PROBLEM TO WORK ON: A word-for-word copy of the listing is required, and it must contain no pictures.

# # # # #

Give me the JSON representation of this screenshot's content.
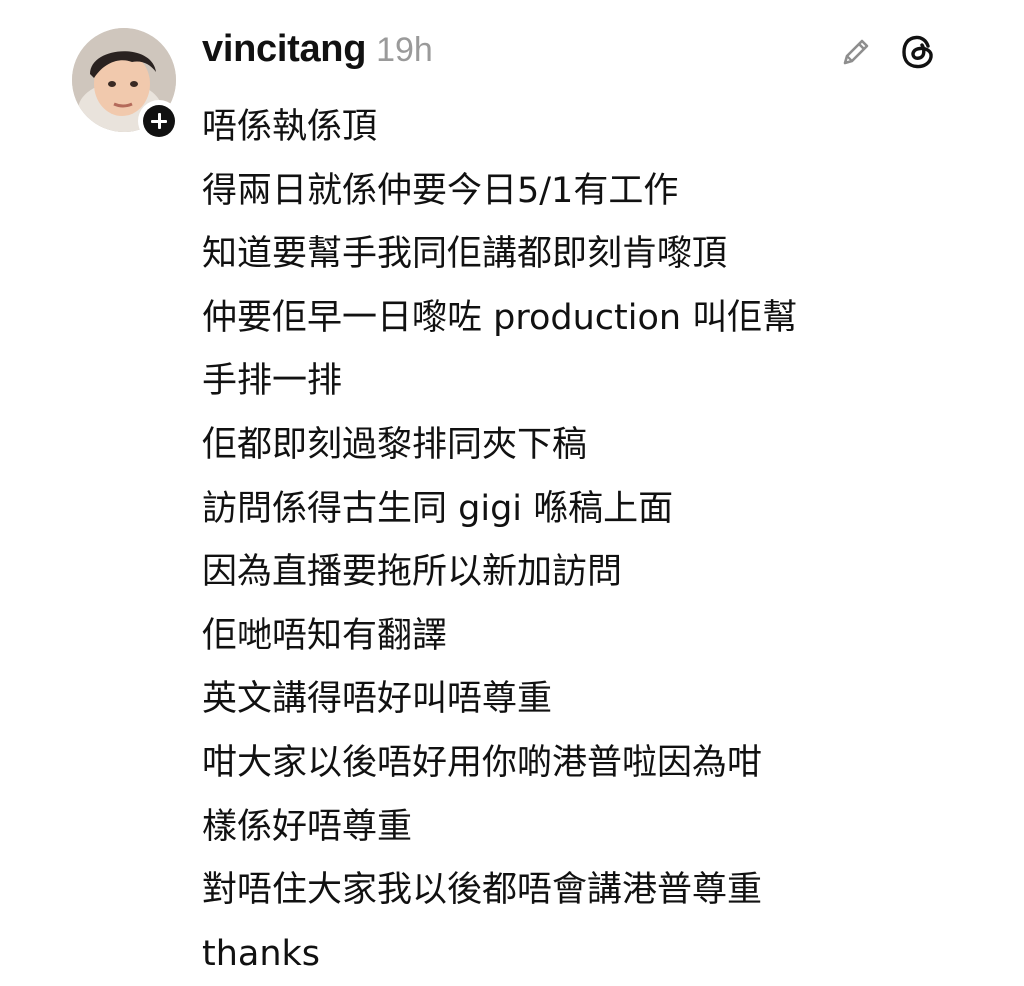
{
  "post": {
    "username": "vincitang",
    "timestamp": "19h",
    "lines": [
      "唔係執係頂",
      "得兩日就係仲要今日5/1有工作",
      "知道要幫手我同佢講都即刻肯嚟頂",
      "仲要佢早一日嚟咗 production 叫佢幫",
      "手排一排",
      "佢都即刻過黎排同夾下稿",
      "訪問係得古生同 gigi 喺稿上面",
      "因為直播要拖所以新加訪問",
      "佢哋唔知有翻譯",
      "英文講得唔好叫唔尊重",
      "咁大家以後唔好用你啲港普啦因為咁",
      "樣係好唔尊重",
      "對唔住大家我以後都唔會講港普尊重",
      "thanks"
    ]
  },
  "icons": {
    "edit": "pencil-icon",
    "app": "threads-icon",
    "follow": "plus-icon"
  },
  "colors": {
    "text": "#111111",
    "timestamp": "#9a9a9a",
    "icon": "#8e8e8e",
    "badge": "#111111"
  }
}
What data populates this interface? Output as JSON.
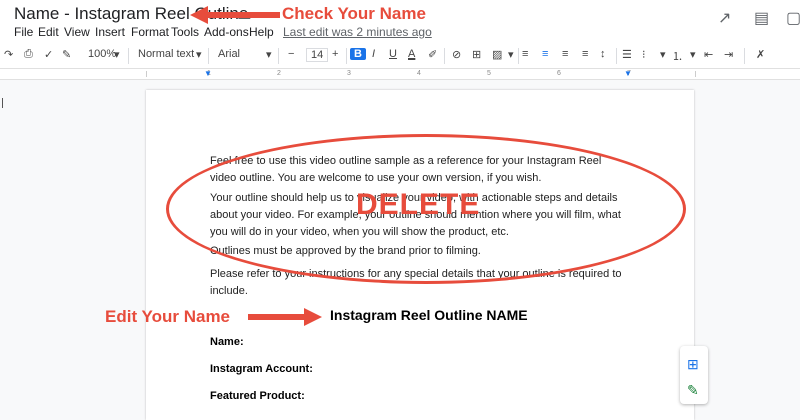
{
  "window": {
    "doc_title": "Name - Instagram Reel Outline",
    "last_edit": "Last edit was 2 minutes ago"
  },
  "menu": [
    "File",
    "Edit",
    "View",
    "Insert",
    "Format",
    "Tools",
    "Add-ons",
    "Help"
  ],
  "toolbar": {
    "zoom": "100%",
    "style": "Normal text",
    "font": "Arial",
    "font_size": "14"
  },
  "ruler": [
    "1",
    "2",
    "3",
    "4",
    "5",
    "6",
    "7"
  ],
  "document": {
    "paragraphs": [
      "Feel free to use this video outline sample as a reference for your Instagram Reel video outline. You are welcome to use your own version, if you wish.",
      "Your outline should help us to visualize your video, with actionable steps and details about your video. For example, your outline should mention where you will film, what you will do in your video, when you will show the product, etc.",
      "Outlines must be approved by the brand prior to filming.",
      "Please refer to your instructions for any special details that your outline is required to include."
    ],
    "heading": "Instagram Reel Outline NAME",
    "fields": [
      "Name:",
      "Instagram Account:",
      "Featured Product:"
    ]
  },
  "annotations": {
    "check_name": "Check Your Name",
    "delete": "DELETE",
    "edit_name": "Edit Your Name",
    "color": "#e74c3c"
  }
}
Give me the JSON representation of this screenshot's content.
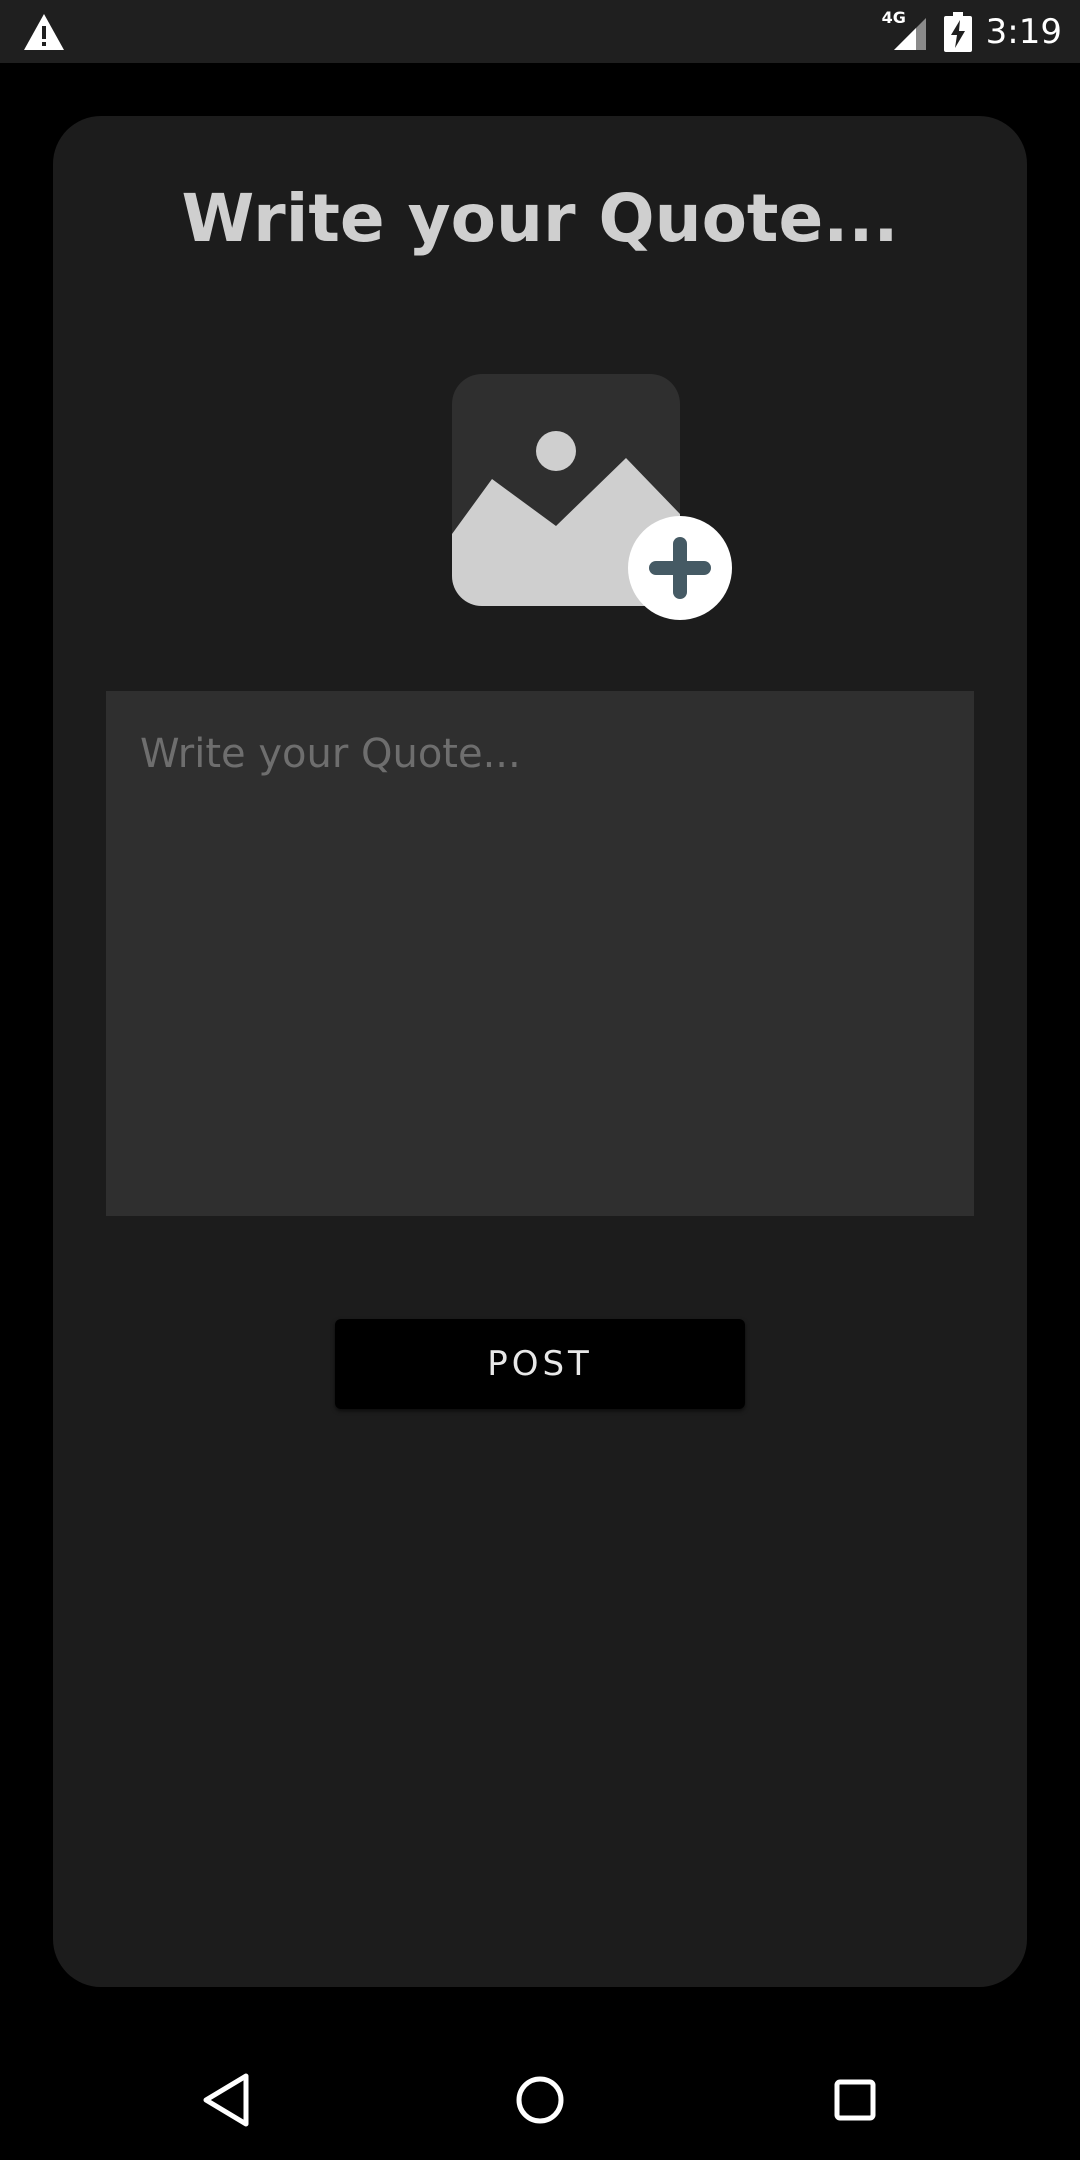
{
  "status_bar": {
    "network_label": "4G",
    "time": "3:19",
    "icons": [
      "warning-icon",
      "signal-icon",
      "battery-charging-icon"
    ]
  },
  "main": {
    "title": "Write your Quote...",
    "image_picker_icon": "image-add-icon",
    "quote_input": {
      "value": "",
      "placeholder": "Write your Quote..."
    },
    "post_button_label": "POST"
  },
  "nav_bar": {
    "icons": [
      "back-icon",
      "home-icon",
      "recents-icon"
    ]
  },
  "colors": {
    "background": "#000000",
    "card": "#1c1c1c",
    "input": "#2f2f2f",
    "title": "#cfcfcf",
    "accent_plus": "#455a64"
  }
}
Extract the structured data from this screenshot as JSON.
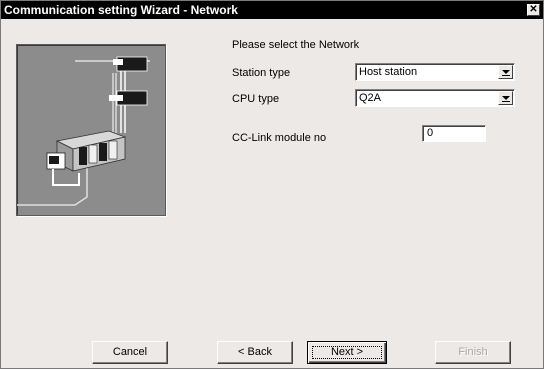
{
  "window": {
    "title": "Communication setting Wizard - Network",
    "close_glyph": "✕"
  },
  "content": {
    "heading": "Please select the Network",
    "station_type": {
      "label": "Station type",
      "value": "Host station"
    },
    "cpu_type": {
      "label": "CPU type",
      "value": "Q2A"
    },
    "cc_link": {
      "label": "CC-Link module no",
      "value": "0"
    }
  },
  "buttons": {
    "cancel": "Cancel",
    "back": "< Back",
    "next": "Next >",
    "finish": "Finish"
  },
  "colors": {
    "titlebar": "#000000",
    "dialog": "#ece9e6",
    "illustration_bg": "#8c8c8c"
  },
  "icons": {
    "illustration": "network-plc-illustration",
    "close": "close-icon",
    "dropdown": "chevron-down-icon"
  }
}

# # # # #

YOUR RESPONSE:
Give me the JSON representation of this screenshot's content.
{
  "post": {
    "username": "vincitang",
    "timestamp": "19h",
    "lines": [
      "唔係執係頂",
      "得兩日就係仲要今日5/1有工作",
      "知道要幫手我同佢講都即刻肯嚟頂",
      "仲要佢早一日嚟咗 production 叫佢幫",
      "手排一排",
      "佢都即刻過黎排同夾下稿",
      "訪問係得古生同 gigi 喺稿上面",
      "因為直播要拖所以新加訪問",
      "佢哋唔知有翻譯",
      "英文講得唔好叫唔尊重",
      "咁大家以後唔好用你啲港普啦因為咁",
      "樣係好唔尊重",
      "對唔住大家我以後都唔會講港普尊重",
      "thanks"
    ]
  },
  "icons": {
    "edit": "pencil-icon",
    "app": "threads-icon",
    "follow": "plus-icon"
  },
  "colors": {
    "text": "#111111",
    "timestamp": "#9a9a9a",
    "icon": "#8e8e8e",
    "badge": "#111111"
  }
}
What data populates this interface? Output as JSON.
{
  "window": {
    "doc_title": "Name - Instagram Reel Outline",
    "last_edit": "Last edit was 2 minutes ago"
  },
  "menu": [
    "File",
    "Edit",
    "View",
    "Insert",
    "Format",
    "Tools",
    "Add-ons",
    "Help"
  ],
  "toolbar": {
    "zoom": "100%",
    "style": "Normal text",
    "font": "Arial",
    "font_size": "14"
  },
  "ruler": [
    "1",
    "2",
    "3",
    "4",
    "5",
    "6",
    "7"
  ],
  "document": {
    "paragraphs": [
      "Feel free to use this video outline sample as a reference for your Instagram Reel video outline. You are welcome to use your own version, if you wish.",
      "Your outline should help us to visualize your video, with actionable steps and details about your video. For example, your outline should mention where you will film, what you will do in your video, when you will show the product, etc.",
      "Outlines must be approved by the brand prior to filming.",
      "Please refer to your instructions for any special details that your outline is required to include."
    ],
    "heading": "Instagram Reel Outline NAME",
    "fields": [
      "Name:",
      "Instagram Account:",
      "Featured Product:"
    ]
  },
  "annotations": {
    "check_name": "Check Your Name",
    "delete": "DELETE",
    "edit_name": "Edit Your Name",
    "color": "#e74c3c"
  }
}
Give me the JSON representation of this screenshot's content.
{
  "status_bar": {
    "network_label": "4G",
    "time": "3:19",
    "icons": [
      "warning-icon",
      "signal-icon",
      "battery-charging-icon"
    ]
  },
  "main": {
    "title": "Write your Quote...",
    "image_picker_icon": "image-add-icon",
    "quote_input": {
      "value": "",
      "placeholder": "Write your Quote..."
    },
    "post_button_label": "POST"
  },
  "nav_bar": {
    "icons": [
      "back-icon",
      "home-icon",
      "recents-icon"
    ]
  },
  "colors": {
    "background": "#000000",
    "card": "#1c1c1c",
    "input": "#2f2f2f",
    "title": "#cfcfcf",
    "accent_plus": "#455a64"
  }
}
Extract the structured data from this screenshot as JSON.
{
  "window": {
    "title": "Communication setting Wizard - Network",
    "close_glyph": "✕"
  },
  "content": {
    "heading": "Please select the Network",
    "station_type": {
      "label": "Station type",
      "value": "Host station"
    },
    "cpu_type": {
      "label": "CPU type",
      "value": "Q2A"
    },
    "cc_link": {
      "label": "CC-Link module no",
      "value": "0"
    }
  },
  "buttons": {
    "cancel": "Cancel",
    "back": "< Back",
    "next": "Next >",
    "finish": "Finish"
  },
  "colors": {
    "titlebar": "#000000",
    "dialog": "#ece9e6",
    "illustration_bg": "#8c8c8c"
  },
  "icons": {
    "illustration": "network-plc-illustration",
    "close": "close-icon",
    "dropdown": "chevron-down-icon"
  }
}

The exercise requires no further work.